BioFach is over and a few days have passed. It was the fourth time we had a joint Finnish stand at BioFach and definately the busiest so far. Until now Saturday at BioFach has been relatively calm giving some possibility to get off the stand and make a tour in other halls. Now that kind of breaks didn’t come before Sunday.
This time we were 5 companies from the Organic Food Finland export group: Finnamyl, Helsinki Mills, Kankaisten Öljykasvit, Kiantama and Maustaja. As a typical feature of 2006/07 two important products: potato starch and oat flakes were already out of stock. Wild berry products from Kiantama and ketchup and Napapiiri jams from Maustaja seemed to be drawing the most attention. We received a few orders and a lot of follow-up work to be done by myself and Lhassan (right in the picture).
There is definately nothing that can be compared to BioFach. Still also local shows are necessary – see you at Natural Products Europe in London in April.

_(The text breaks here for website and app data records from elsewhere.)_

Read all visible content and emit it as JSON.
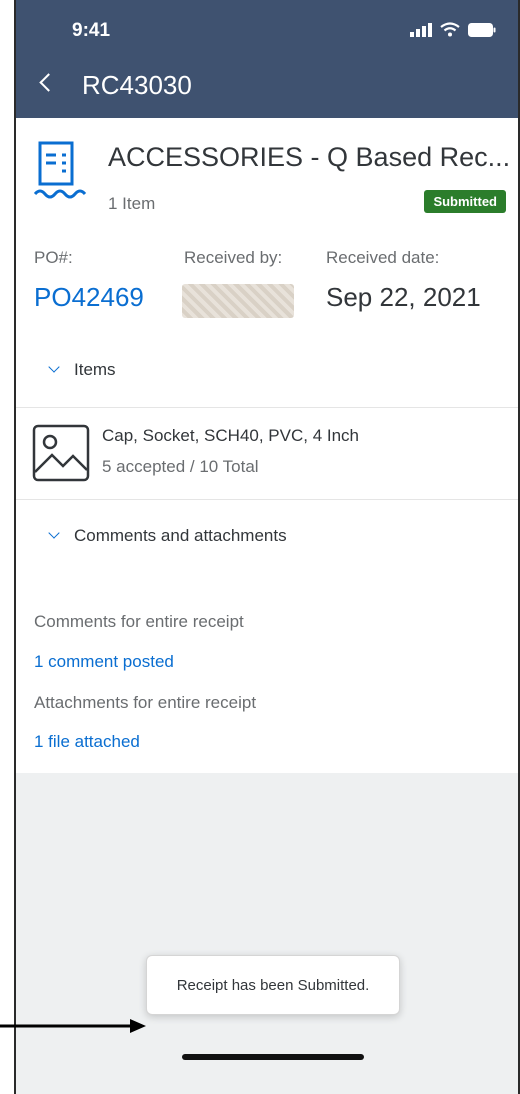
{
  "status_bar": {
    "time": "9:41"
  },
  "nav": {
    "title": "RC43030"
  },
  "receipt": {
    "title": "ACCESSORIES - Q Based Rec...",
    "items_count": "1 Item",
    "status_badge": "Submitted",
    "po_label": "PO#:",
    "po_value": "PO42469",
    "received_by_label": "Received by:",
    "received_date_label": "Received date:",
    "received_date": "Sep 22, 2021"
  },
  "items_section": {
    "header": "Items",
    "items": [
      {
        "name": "Cap, Socket, SCH40, PVC, 4 Inch",
        "status": "5 accepted / 10 Total"
      }
    ]
  },
  "comments_section": {
    "header": "Comments and attachments",
    "comments_label": "Comments for entire receipt",
    "comments_link": "1 comment posted",
    "attachments_label": "Attachments for entire receipt",
    "attachments_link": "1 file attached"
  },
  "toast": {
    "message": "Receipt has been Submitted."
  },
  "colors": {
    "header_bg": "#3f5270",
    "link": "#0a6ed1",
    "badge_bg": "#2b7d2b"
  }
}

The first time I visited BioFach was back in 1995. I was travelling with a friend of mine who has been one of the key officers responsible for organic farming issues in the Finnish Ministry of Agriculture and Forestry (well, if he ever reads this and wants to comment, he can put his name in). I remember we were quite interested in the degustation of organic wines and I did get long lasting friends at Perlage – their Cabernet is still available in the Finnish ‘Alko’ monopoly retailer as a result, and I think stil one of the organic best-sellers there.
In 1996 I was involved in a marketing project for organic-biodynamic food and had arranged a small booth for organic products from Finland. That is where the story of the world’s first organic liquorice started although the manufacturer Makulaku wasn’t aware of it before I introduced the idea to them half a year later. In 1997 the Nordic countries were the region of the year at BioFach and saw the biggest ever number of companies from Finland exhibiting at BioFach. After that I arranged the Makulaku stands until we started with joint Finland stand in 2004.

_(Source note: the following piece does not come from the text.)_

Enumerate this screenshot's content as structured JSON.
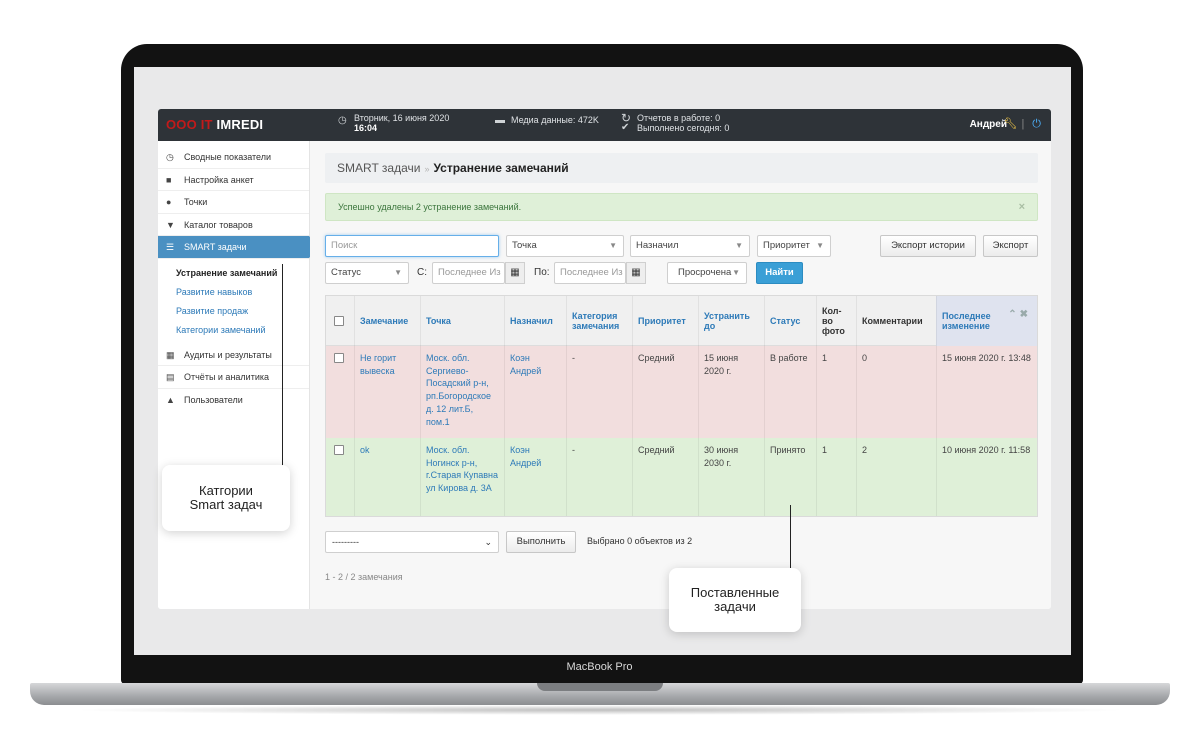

So this is the 12th time at BioFach and 11th time we have a stand at Biofach in one form or another. This year six companies participate at the Finland joint stand – five of them also members of Organic Food Finland Export Group. Helsinki Mills and Finnamyl have participated at the joint stand since 2004. For Kiantama, Maustaja and Virgino this is the first time. Also this is the time when we are introducing the NAPAPIIRI Organics range: six sugar-free preserves based on Nordic berries and 2 flavored hot cereal products. So far the response to the jams has been quite positive – we sent samples to some of our contacts as invitations to our stand – so we’ll see what BioFach brings along and if we can report some real business.
It seems that for me personally I see less and less of BioFach and am busier and busier at the stand. Even now my calendar is pretty full with meetings every hour or half-an-hour. We’ll see how that works with everyone rushing around more or less late. And then there are all the people who I should meet who don’t have an appointment. Lhassan, who is working at Organic Food Finland as Key Account Manager since last April will be busy on the stand.
Anyway I’ll see you there!